▶ _Your instructions_
The records below should be printed once more, exactly as they appear.
** Data for analysis follows **
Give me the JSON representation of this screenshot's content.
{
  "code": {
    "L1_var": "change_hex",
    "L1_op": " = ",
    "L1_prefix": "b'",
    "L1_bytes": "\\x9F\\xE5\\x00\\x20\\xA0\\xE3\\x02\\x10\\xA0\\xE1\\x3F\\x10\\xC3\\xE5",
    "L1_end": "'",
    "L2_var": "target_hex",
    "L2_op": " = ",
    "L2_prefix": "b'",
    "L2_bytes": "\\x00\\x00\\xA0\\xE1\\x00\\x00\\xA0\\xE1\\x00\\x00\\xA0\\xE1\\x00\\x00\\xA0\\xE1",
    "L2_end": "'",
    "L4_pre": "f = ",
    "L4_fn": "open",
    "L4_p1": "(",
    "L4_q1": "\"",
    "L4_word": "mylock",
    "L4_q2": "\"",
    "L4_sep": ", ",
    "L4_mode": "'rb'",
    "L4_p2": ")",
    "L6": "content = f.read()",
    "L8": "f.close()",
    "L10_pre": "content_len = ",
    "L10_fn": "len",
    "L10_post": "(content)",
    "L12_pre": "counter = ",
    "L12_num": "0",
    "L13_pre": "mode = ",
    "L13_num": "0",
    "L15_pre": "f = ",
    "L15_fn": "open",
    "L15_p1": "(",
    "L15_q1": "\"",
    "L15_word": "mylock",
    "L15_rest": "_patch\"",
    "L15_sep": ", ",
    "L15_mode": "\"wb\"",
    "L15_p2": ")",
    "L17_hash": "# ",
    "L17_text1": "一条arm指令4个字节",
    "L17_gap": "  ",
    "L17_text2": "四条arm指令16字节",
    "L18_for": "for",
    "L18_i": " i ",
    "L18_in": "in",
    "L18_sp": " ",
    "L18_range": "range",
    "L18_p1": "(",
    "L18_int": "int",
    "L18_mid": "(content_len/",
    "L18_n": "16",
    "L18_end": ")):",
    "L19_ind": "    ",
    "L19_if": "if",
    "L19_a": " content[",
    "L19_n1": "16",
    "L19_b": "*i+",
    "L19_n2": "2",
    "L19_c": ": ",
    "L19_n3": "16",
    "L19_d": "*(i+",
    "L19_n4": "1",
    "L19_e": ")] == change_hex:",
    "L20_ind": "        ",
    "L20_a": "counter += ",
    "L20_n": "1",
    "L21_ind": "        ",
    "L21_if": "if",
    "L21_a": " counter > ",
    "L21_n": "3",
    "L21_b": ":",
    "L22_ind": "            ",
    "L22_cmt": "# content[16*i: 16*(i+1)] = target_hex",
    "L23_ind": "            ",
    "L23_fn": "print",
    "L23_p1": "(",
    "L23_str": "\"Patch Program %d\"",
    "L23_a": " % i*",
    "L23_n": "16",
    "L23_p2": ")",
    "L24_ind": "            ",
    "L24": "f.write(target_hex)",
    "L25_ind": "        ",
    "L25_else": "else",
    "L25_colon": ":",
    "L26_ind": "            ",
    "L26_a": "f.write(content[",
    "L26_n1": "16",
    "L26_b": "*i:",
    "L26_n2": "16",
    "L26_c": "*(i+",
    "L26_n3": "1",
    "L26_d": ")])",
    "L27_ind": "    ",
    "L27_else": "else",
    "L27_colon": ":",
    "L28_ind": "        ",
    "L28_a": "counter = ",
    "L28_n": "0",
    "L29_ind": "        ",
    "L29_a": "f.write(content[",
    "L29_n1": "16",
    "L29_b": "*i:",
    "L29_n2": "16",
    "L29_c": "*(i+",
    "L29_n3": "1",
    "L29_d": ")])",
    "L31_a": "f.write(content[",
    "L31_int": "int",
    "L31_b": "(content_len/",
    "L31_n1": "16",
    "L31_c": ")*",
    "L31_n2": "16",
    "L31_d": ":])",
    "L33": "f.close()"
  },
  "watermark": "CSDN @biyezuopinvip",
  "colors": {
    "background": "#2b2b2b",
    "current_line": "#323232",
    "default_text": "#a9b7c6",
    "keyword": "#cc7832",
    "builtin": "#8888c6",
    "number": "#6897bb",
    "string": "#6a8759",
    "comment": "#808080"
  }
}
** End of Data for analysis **
▶ _Task response_
Give me the JSON representation of this screenshot's content.
{
  "code": {
    "L1_var": "change_hex",
    "L1_op": " = ",
    "L1_prefix": "b'",
    "L1_bytes": "\\x9F\\xE5\\x00\\x20\\xA0\\xE3\\x02\\x10\\xA0\\xE1\\x3F\\x10\\xC3\\xE5",
    "L1_end": "'",
    "L2_var": "target_hex",
    "L2_op": " = ",
    "L2_prefix": "b'",
    "L2_bytes": "\\x00\\x00\\xA0\\xE1\\x00\\x00\\xA0\\xE1\\x00\\x00\\xA0\\xE1\\x00\\x00\\xA0\\xE1",
    "L2_end": "'",
    "L4_pre": "f = ",
    "L4_fn": "open",
    "L4_p1": "(",
    "L4_q1": "\"",
    "L4_word": "mylock",
    "L4_q2": "\"",
    "L4_sep": ", ",
    "L4_mode": "'rb'",
    "L4_p2": ")",
    "L6": "content = f.read()",
    "L8": "f.close()",
    "L10_pre": "content_len = ",
    "L10_fn": "len",
    "L10_post": "(content)",
    "L12_pre": "counter = ",
    "L12_num": "0",
    "L13_pre": "mode = ",
    "L13_num": "0",
    "L15_pre": "f = ",
    "L15_fn": "open",
    "L15_p1": "(",
    "L15_q1": "\"",
    "L15_word": "mylock",
    "L15_rest": "_patch\"",
    "L15_sep": ", ",
    "L15_mode": "\"wb\"",
    "L15_p2": ")",
    "L17_hash": "# ",
    "L17_text1": "一条arm指令4个字节",
    "L17_gap": "  ",
    "L17_text2": "四条arm指令16字节",
    "L18_for": "for",
    "L18_i": " i ",
    "L18_in": "in",
    "L18_sp": " ",
    "L18_range": "range",
    "L18_p1": "(",
    "L18_int": "int",
    "L18_mid": "(content_len/",
    "L18_n": "16",
    "L18_end": ")):",
    "L19_ind": "    ",
    "L19_if": "if",
    "L19_a": " content[",
    "L19_n1": "16",
    "L19_b": "*i+",
    "L19_n2": "2",
    "L19_c": ": ",
    "L19_n3": "16",
    "L19_d": "*(i+",
    "L19_n4": "1",
    "L19_e": ")] == change_hex:",
    "L20_ind": "        ",
    "L20_a": "counter += ",
    "L20_n": "1",
    "L21_ind": "        ",
    "L21_if": "if",
    "L21_a": " counter > ",
    "L21_n": "3",
    "L21_b": ":",
    "L22_ind": "            ",
    "L22_cmt": "# content[16*i: 16*(i+1)] = target_hex",
    "L23_ind": "            ",
    "L23_fn": "print",
    "L23_p1": "(",
    "L23_str": "\"Patch Program %d\"",
    "L23_a": " % i*",
    "L23_n": "16",
    "L23_p2": ")",
    "L24_ind": "            ",
    "L24": "f.write(target_hex)",
    "L25_ind": "        ",
    "L25_else": "else",
    "L25_colon": ":",
    "L26_ind": "            ",
    "L26_a": "f.write(content[",
    "L26_n1": "16",
    "L26_b": "*i:",
    "L26_n2": "16",
    "L26_c": "*(i+",
    "L26_n3": "1",
    "L26_d": ")])",
    "L27_ind": "    ",
    "L27_else": "else",
    "L27_colon": ":",
    "L28_ind": "        ",
    "L28_a": "counter = ",
    "L28_n": "0",
    "L29_ind": "        ",
    "L29_a": "f.write(content[",
    "L29_n1": "16",
    "L29_b": "*i:",
    "L29_n2": "16",
    "L29_c": "*(i+",
    "L29_n3": "1",
    "L29_d": ")])",
    "L31_a": "f.write(content[",
    "L31_int": "int",
    "L31_b": "(content_len/",
    "L31_n1": "16",
    "L31_c": ")*",
    "L31_n2": "16",
    "L31_d": ":])",
    "L33": "f.close()"
  },
  "watermark": "CSDN @biyezuopinvip",
  "colors": {
    "background": "#2b2b2b",
    "current_line": "#323232",
    "default_text": "#a9b7c6",
    "keyword": "#cc7832",
    "builtin": "#8888c6",
    "number": "#6897bb",
    "string": "#6a8759",
    "comment": "#808080"
  }
}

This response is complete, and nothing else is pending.